PS – the show was so good the second time around, we even got press coverage!  Watch the CTV segment here.

We’re Living In A Freelance World: Finding The Right Eggs For Your Business

You need more people on your team, so you write a job posting. That’s a great place to start – but wait, don’t post that job yet!

While it’s great to have a concrete sense of what skills and qualifications you’re looking for, there’s a chance you may not need them ALL of the time. I’ve spent the last decade acting as part-time HR resource for businesses that don’t need/want a full-time person, so I know of what I speak (or write).

So how will you know what will work for you?

Some things to consider when deciding whether to hire a full-time employee vs. a contractor or freelancer:

  • Do you have the budget for a full time resource? When you factor in full time salary, benefits, vacation pay and bonus, the cost of a full time employee can be quite high compared to a resource you pay on an ‘as needed’ basis.
  • Do we need a full time resource? Is this really a full time role that you need on a daily basis? Especially in the case of projects or new initiatives, the responsibilities at the outset are often vastly different from the requirements once the new innovation is in place or once you’ve reached a certain milestone in the project. In the case that there are some initial responsibilities that are highly specialized and strategic, it’s best to use a freelance resource for those responsibilities, then hire full time talent to handle the day-to-day requirements for the project or role.

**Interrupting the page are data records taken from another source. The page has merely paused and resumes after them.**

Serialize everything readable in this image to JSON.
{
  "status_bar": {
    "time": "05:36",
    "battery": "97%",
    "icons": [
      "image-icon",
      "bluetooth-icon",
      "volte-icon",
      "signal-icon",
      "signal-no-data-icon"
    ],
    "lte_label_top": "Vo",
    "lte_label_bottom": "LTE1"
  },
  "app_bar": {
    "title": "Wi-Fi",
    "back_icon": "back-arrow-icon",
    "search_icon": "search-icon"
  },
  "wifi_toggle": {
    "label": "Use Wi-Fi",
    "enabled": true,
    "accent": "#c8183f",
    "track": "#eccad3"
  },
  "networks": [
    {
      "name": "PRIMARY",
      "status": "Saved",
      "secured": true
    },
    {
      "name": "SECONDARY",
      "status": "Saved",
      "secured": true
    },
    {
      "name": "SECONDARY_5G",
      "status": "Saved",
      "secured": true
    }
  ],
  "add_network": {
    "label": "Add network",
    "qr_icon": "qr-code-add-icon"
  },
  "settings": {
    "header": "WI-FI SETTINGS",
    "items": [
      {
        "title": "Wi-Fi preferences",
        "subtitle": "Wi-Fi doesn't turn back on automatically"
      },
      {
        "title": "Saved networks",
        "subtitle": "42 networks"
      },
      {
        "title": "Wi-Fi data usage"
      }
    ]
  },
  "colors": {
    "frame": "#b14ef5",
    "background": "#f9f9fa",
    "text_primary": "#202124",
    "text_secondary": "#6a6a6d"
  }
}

Are there really high quality people who are consulting and freelancing?

Definitely. Flexible approaches to work are increasing in popularity. There are a growing number of professionals who seek more variety in their careers, want to have multiple streams of income and/or want to have more work/life balance. You can find more tactical resources, like designers and web developers, and even senior strategic ones, like Controllers and CMO’s.

Is ‘fit’ still important?

Not to the same extent as when you’re hiring a full time employee and you need them to be a ‘fit’ for your culture. But, ‘yes’ in terms of this person being an extension of your organization. It’s likely that in his or her role the consultant is dealing with third party vendors, clients and suppliers on your behalf and so it’s crucial that they conduct themselves in a way that is consistent with your brand and culture. You also want to make sure they work well with your team and don’t negatively impact any of your employees.

When it comes to staffing, you want to find good eggs you just may not need them living in your hen house.

Sari Friedman is a Human Resources Consultant and Coach who specializes in offering high-quality, sophisticated HR support and guidance.